Cruyff chose Barcelona in 1973 with the knowledge that he was joining a team that hadn’t won a league title in well over a decade. But that didn’t stop him; Cruyff led the way en route to the club’s first La Liga title in 13 years in his first season, winning his second and third Ballon d’Ors in 1973 and 1974. His dribbling mastery and finishing abilities were second to none.

Words can’t do Cruyff’s impact on the world’s game justice. While helming his former club from 1988 to 1996, he brought 11 cups to the Barcelona trophy cabinet, including four Liga titles, a European Cup, and a Copa del Rey. More importantly, he brought about style changes that continue to define Barça’s tiki-taka brilliance to this day.

“He got a blackboard and drew three defenders, four midfielders, two out-and-out wingers and a centre forward,” defensive midfield crack Eusébio recalled to FourFourTwo. “We looked at each other and said: ‘What the hell is this?!’ This was the era of 4-4-2 or 3-5-2. We couldn’t believe how many attackers were in the team, and how few defenders. He single-handedly introduced a new way of playing soccer in Spain.”

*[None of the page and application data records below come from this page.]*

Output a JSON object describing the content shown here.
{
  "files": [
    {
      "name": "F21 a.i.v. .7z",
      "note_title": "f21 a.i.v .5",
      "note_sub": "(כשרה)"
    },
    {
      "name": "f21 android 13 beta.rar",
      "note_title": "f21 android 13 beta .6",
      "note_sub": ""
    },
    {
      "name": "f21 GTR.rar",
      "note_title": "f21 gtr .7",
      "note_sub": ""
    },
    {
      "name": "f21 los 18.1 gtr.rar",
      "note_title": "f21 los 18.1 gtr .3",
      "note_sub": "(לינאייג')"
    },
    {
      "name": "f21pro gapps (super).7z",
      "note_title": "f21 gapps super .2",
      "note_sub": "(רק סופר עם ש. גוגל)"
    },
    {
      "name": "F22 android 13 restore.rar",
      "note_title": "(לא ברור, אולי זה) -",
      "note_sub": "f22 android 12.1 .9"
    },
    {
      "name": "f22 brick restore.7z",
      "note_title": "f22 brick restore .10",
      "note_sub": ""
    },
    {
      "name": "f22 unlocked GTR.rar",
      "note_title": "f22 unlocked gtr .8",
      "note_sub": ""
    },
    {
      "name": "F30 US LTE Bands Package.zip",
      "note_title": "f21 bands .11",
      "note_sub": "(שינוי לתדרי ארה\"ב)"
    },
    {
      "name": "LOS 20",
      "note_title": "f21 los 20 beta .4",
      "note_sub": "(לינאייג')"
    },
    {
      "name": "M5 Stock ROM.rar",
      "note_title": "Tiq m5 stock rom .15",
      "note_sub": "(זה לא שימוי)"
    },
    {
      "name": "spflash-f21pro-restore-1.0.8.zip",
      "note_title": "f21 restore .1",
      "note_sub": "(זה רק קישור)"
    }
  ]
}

Thanks to Cruyff, the 3-4-3 was born. At its core: the predominance of possession that came to define Barcelona’s style for the likes of Pep Guardiola and others. “It’s a basic concept,” said Cruyff. “When you dominate the ball, you move well.”

It would be remiss of us to forget Pep’s memorable quote on Cruyff’s impact at this time: “Johan Cruyff painted the chapel, and Barcelona coaches since merely restore or improve it.”

It was Cruyff who – in the aftermath of El franquismo – saw Barcelona fans’ inclination to cheer on the hometown boys from the cantera; “Barça fans like seeing players from the cantera in the first team,” he stated. “It makes them feel that the coach somehow is more a part of Barcelona. I tried to produce a game that they could claim as Catalan.”

And he did just that, changing the spirit of the club and showing staunch support for the creation of La Masia, a proposal accepted by then-club president Josep Núñez.

Many years later, in 2012, Cruyff moved to Mexico for a brief nine-month stint as an advisor for Chivas de Guadalajara. Appointed club sport consultant by owner Jorge Vergara, Cruyff’s three-year contract turned into early termination when the team failed to improve in a timely manner.

Rest in peace, Johan Cruyff. Your legacy will live on.